Override the entrypoint of an image
Introduced in GitLab and GitLab Runner 9.4. Read more about the extended configuration options.
Before explaining the available entrypoint override methods, let’s describe how the runner starts. It uses a Docker image for the containers used in the CI/CD jobs:
- The runner starts a Docker container using the defined entrypoint. The default from
Dockerfilethat may be overridden in the
- The runner attaches itself to a running container.
- The runner prepares a script (the combination of
- The runner sends the script to the container’s shell
stdinand receives the output.
To override the entrypoint of a Docker image, define an empty
entrypoint in the
.gitlab-ci.yml file, so the runner does not start a useless shell layer. However, that does not work for all Docker versions.
- For Docker 17.06 and later, the
entrypointcan be set to an empty value.
- For Docker 17.03 and earlier, the
entrypointcan be set to
/bin/bash -c, or an equivalent shell available in the image.
The syntax of
image:entrypoint is similar to Dockerfile’s
Let’s assume you have a
super/sql:experimental image with a SQL database in it. You want to use it as a base image for your job because you want to execute some tests with this database binary. Let’s also assume that this image is configured with
/usr/bin/super-sql run as an entrypoint. When the container starts without additional options, it runs the database’s process.

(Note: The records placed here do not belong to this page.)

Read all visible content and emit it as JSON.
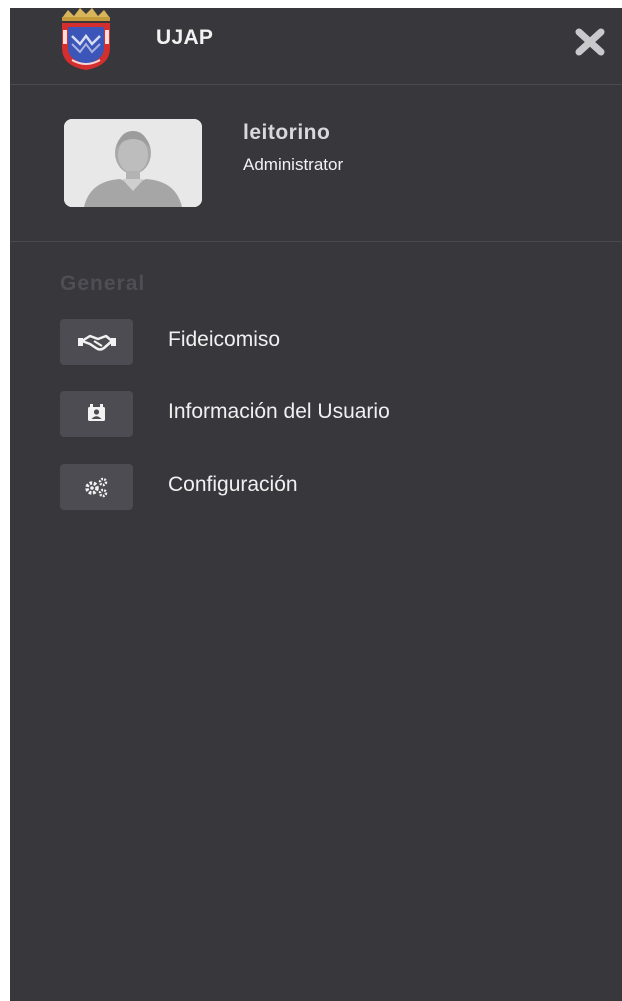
{
  "header": {
    "title": "UJAP",
    "logo_icon": "ujap-crest-logo",
    "close_icon": "close-x-icon"
  },
  "profile": {
    "username": "leitorino",
    "role": "Administrator",
    "avatar_icon": "default-user-avatar"
  },
  "menu": {
    "section_title": "General",
    "items": [
      {
        "label": "Fideicomiso",
        "icon": "handshake-icon"
      },
      {
        "label": "Información del Usuario",
        "icon": "contact-card-icon"
      },
      {
        "label": "Configuración",
        "icon": "gears-icon"
      }
    ]
  },
  "colors": {
    "sidebar_bg": "#38373c",
    "icon_box_bg": "#4d4c52",
    "divider": "#4a4950",
    "section_title": "#4f4e55",
    "text": "#f0f0f0"
  }
}
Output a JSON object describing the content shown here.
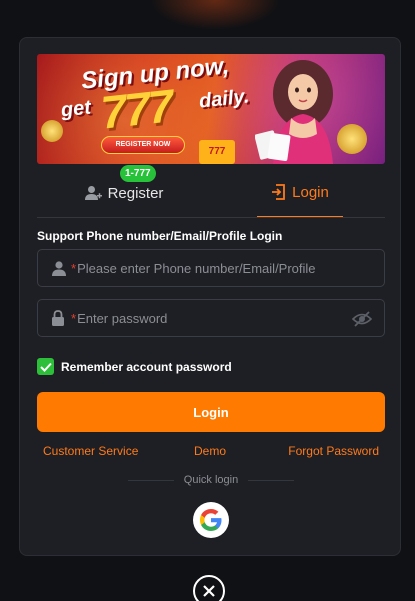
{
  "banner": {
    "headline": "Sign up now,",
    "get": "get",
    "amount": "777",
    "daily": "daily.",
    "register_cta": "REGISTER NOW",
    "slot": "777"
  },
  "tabs": {
    "register_label": "Register",
    "register_badge": "1-777",
    "login_label": "Login"
  },
  "form": {
    "label": "Support Phone number/Email/Profile Login",
    "phone_placeholder": "Please enter Phone number/Email/Profile",
    "password_placeholder": "Enter password",
    "required_mark": "*",
    "remember_label": "Remember account password",
    "remember_checked": true,
    "login_button": "Login"
  },
  "links": {
    "customer_service": "Customer Service",
    "demo": "Demo",
    "forgot_password": "Forgot Password"
  },
  "quick_login": {
    "label": "Quick login",
    "google_icon": "google-icon"
  },
  "colors": {
    "accent": "#ff7a00",
    "badge": "#27c23a",
    "required": "#e0412f",
    "background": "#1e1f24"
  }
}
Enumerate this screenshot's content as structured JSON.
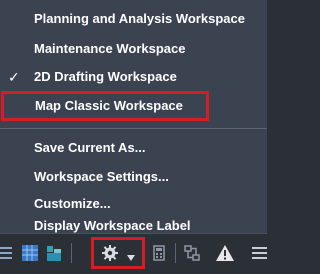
{
  "menu": {
    "items": [
      {
        "label": "Planning and Analysis Workspace",
        "checked": false
      },
      {
        "label": "Maintenance Workspace",
        "checked": false
      },
      {
        "label": "2D Drafting Workspace",
        "checked": true
      },
      {
        "label": "Map Classic Workspace",
        "checked": false,
        "highlighted": true
      }
    ],
    "actions": [
      {
        "label": "Save Current As..."
      },
      {
        "label": "Workspace Settings..."
      },
      {
        "label": "Customize..."
      },
      {
        "label": "Display Workspace Label"
      }
    ],
    "check_glyph": "✓"
  },
  "toolbar": {
    "icons": [
      "grid-lines-icon",
      "blue-grid-icon",
      "teal-folder-icon",
      "gear-icon",
      "dropdown-arrow-icon",
      "calculator-icon",
      "hierarchy-icon",
      "warning-icon",
      "menu-lines-icon"
    ]
  },
  "colors": {
    "menu_bg": "#3b4250",
    "text": "#ffffff",
    "highlight_border": "#d41e24",
    "toolbar_bg": "#2b2f36"
  }
}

The runner expects that the image has no entrypoint or that the entrypoint is prepared to start a shell command.
With the extended Docker configuration options, instead of:
- Creating your own image based on
- Setting the
ENTRYPOINTto a shell.
- Using the new image in your CI job.
You can now define an
entrypoint in the
For Docker 17.06 and later:
image: name: super/sql:experimental entrypoint: [""]
For Docker 17.03 and earlier:
image: name: super/sql:experimental entrypoint: ["/bin/sh", "-c"]
Define image and services in
Look for the
[runners.docker] image = "ruby:latest" services = ["mysql:latest", "postgres:latest"]
The image and services defined this way are added to all jobs run by that runner.
Access an image from a private Container Registry
To access private container registries, the GitLab Runner process can use:
- Statically defined credentials. That is, a username and password for a specific registry.
- Credentials Store. For more information, see the relevant Docker documentation.
- Credential Helpers. For more information, see the relevant Docker documentation.
To define which option should be used, the runner process reads the configuration in this order:
DOCKER_AUTH_CONFIGenvironment variable set in the runner’s
$HOME/.dockerdirectory of the user running the process. If the
--userflag is provided to run the child processes as unprivileged user, the home directory of the main runner process user is used.
Requirements and limitations
- Available for Kubernetes executor in GitLab Runner 13.1 and later.
- Credentials Store and Credential Helpers require binaries to be added to the GitLab Runner
$PATH, and require access to do so. Therefore, these features are not available on shared runners, or any other runner where the user does not have access to the environment where the runner is installed.
Use statically-defined credentials
There are two approaches that you can take to access a private registry. Both require setting the CI/CD variable
DOCKER_AUTH_CONFIG with appropriate authentication information.
- Per-job: To configure one job to access a private registry, add
DOCKER_AUTH_CONFIGas a CI/CD variable.
- Per-runner: To configure a runner so all its jobs can access a private registry, add
DOCKER_AUTH_CONFIGas an environment variable in the runner’s configuration.